- ACTIVITY -
Check each line of the material below for "bytes", then copy the ones that contain it.

- DATA SUPPLIED -

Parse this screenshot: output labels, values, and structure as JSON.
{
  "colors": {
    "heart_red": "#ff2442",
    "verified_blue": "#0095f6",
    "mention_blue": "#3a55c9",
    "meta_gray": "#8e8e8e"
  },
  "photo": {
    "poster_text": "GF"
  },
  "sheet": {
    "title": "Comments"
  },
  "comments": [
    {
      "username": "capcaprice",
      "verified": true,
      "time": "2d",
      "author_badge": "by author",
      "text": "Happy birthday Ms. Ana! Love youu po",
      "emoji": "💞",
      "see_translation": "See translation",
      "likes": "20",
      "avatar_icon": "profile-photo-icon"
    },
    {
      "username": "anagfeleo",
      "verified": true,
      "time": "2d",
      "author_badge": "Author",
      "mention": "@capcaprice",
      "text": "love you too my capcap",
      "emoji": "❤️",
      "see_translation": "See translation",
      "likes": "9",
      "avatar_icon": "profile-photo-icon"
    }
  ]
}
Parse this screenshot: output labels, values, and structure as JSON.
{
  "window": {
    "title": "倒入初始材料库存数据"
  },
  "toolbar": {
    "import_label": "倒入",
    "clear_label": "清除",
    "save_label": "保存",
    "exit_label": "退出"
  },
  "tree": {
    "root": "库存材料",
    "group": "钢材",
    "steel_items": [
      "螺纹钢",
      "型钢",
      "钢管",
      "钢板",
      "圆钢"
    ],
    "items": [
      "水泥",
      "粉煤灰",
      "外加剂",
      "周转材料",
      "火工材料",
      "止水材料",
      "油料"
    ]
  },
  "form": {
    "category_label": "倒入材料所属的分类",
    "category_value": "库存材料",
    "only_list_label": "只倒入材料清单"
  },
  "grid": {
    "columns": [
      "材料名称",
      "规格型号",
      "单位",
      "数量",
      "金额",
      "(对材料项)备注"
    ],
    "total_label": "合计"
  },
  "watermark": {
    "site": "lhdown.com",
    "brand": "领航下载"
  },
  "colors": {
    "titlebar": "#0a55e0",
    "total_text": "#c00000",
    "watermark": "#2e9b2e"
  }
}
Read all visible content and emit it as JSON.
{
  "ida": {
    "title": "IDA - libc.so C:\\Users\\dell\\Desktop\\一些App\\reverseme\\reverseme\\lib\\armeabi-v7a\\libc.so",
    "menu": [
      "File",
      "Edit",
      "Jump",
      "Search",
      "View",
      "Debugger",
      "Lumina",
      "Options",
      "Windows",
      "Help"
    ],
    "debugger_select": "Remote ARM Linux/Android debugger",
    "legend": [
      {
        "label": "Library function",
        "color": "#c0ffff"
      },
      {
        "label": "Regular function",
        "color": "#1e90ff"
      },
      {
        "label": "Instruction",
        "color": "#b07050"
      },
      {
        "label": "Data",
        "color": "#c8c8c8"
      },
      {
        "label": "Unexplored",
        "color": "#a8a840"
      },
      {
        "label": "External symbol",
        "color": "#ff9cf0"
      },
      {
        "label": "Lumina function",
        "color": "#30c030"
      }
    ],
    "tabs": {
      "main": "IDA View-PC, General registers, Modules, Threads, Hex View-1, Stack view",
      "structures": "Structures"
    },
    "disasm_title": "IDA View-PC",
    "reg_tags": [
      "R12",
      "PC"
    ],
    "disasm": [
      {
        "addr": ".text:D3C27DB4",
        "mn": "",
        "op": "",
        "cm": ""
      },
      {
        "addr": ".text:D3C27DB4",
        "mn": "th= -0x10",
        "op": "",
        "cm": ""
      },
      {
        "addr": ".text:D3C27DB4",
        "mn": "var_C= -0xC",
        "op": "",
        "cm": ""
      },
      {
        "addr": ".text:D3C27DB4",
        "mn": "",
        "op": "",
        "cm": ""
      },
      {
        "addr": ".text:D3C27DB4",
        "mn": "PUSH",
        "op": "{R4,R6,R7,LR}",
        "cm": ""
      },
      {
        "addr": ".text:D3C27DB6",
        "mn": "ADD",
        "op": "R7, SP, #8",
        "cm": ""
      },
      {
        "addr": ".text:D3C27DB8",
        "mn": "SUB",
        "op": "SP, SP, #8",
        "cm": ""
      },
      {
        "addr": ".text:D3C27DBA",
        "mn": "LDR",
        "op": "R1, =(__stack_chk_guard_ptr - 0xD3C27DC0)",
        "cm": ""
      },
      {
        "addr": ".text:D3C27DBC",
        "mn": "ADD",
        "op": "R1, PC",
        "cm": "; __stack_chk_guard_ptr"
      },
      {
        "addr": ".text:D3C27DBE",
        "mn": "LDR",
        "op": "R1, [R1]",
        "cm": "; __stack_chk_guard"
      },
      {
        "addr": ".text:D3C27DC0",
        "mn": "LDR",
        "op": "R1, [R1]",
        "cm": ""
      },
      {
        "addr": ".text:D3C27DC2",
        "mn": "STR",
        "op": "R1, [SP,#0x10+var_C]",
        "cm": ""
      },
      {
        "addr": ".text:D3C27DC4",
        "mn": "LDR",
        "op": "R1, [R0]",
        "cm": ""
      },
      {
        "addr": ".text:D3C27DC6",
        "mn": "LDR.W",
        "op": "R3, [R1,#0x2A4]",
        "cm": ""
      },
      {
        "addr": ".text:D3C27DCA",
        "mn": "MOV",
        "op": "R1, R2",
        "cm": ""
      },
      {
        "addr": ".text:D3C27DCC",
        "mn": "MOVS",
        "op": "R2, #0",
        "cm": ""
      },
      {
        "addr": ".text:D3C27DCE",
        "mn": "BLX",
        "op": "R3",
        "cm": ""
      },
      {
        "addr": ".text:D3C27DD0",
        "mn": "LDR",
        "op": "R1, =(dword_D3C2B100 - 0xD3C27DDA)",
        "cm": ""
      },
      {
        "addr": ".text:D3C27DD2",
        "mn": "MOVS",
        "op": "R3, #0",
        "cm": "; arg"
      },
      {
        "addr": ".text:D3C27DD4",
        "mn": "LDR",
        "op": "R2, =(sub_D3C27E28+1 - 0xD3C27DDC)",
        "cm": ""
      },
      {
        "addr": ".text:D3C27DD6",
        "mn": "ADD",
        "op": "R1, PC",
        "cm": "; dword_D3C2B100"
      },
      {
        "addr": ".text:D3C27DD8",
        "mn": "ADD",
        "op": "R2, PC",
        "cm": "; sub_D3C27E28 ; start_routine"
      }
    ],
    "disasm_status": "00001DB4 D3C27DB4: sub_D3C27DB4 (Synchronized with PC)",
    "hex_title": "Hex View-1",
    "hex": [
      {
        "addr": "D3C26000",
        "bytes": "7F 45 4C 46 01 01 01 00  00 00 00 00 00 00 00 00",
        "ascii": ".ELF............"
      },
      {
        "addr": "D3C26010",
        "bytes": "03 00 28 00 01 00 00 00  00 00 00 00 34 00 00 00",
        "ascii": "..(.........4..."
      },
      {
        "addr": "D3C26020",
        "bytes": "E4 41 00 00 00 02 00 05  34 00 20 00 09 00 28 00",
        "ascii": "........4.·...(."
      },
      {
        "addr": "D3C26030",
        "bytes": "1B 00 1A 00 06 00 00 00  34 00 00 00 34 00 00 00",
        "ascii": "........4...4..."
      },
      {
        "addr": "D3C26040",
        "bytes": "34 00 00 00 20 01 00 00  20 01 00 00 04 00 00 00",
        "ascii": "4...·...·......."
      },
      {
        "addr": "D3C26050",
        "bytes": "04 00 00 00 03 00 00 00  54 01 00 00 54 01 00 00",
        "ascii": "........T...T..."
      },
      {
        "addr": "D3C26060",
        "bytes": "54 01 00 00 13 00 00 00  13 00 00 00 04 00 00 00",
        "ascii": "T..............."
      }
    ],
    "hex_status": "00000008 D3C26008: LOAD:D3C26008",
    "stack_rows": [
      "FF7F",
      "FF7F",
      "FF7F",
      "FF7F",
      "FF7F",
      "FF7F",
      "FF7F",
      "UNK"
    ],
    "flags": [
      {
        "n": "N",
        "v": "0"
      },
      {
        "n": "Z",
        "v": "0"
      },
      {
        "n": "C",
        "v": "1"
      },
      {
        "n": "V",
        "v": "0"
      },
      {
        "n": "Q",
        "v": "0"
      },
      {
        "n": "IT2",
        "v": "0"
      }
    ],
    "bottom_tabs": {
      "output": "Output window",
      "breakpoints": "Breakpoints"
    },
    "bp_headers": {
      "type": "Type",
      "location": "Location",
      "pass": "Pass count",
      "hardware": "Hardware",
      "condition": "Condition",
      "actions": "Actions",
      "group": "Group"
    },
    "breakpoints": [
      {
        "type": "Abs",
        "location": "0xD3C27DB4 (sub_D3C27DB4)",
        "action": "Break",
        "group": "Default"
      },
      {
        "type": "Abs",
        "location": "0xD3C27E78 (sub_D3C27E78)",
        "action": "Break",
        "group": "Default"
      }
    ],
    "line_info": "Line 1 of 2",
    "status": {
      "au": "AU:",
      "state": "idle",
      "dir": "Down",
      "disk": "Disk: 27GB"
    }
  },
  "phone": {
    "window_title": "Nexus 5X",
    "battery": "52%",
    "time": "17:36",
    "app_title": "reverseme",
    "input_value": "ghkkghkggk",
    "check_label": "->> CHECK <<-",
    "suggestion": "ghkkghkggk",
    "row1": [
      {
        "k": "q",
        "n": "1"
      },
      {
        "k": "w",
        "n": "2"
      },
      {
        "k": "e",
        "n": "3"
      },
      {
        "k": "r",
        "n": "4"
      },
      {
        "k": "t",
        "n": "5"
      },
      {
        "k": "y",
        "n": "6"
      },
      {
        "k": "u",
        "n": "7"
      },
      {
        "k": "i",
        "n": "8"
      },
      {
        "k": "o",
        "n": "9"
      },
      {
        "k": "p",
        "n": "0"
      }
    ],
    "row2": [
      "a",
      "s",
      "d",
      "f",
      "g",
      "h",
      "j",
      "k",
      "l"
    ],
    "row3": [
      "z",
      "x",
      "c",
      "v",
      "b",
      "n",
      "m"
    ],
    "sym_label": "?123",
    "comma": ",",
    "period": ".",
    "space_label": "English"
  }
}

- EXERCISE OUTPUT -
        "bytes": "7F 45 4C 46 01 01 01 00  00 00 00 00 00 00 00 00",
        "bytes": "03 00 28 00 01 00 00 00  00 00 00 00 34 00 00 00",
        "bytes": "E4 41 00 00 00 02 00 05  34 00 20 00 09 00 28 00",
        "bytes": "1B 00 1A 00 06 00 00 00  34 00 00 00 34 00 00 00",
        "bytes": "34 00 00 00 20 01 00 00  20 01 00 00 04 00 00 00",
        "bytes": "04 00 00 00 03 00 00 00  54 01 00 00 54 01 00 00",
        "bytes": "54 01 00 00 13 00 00 00  13 00 00 00 04 00 00 00",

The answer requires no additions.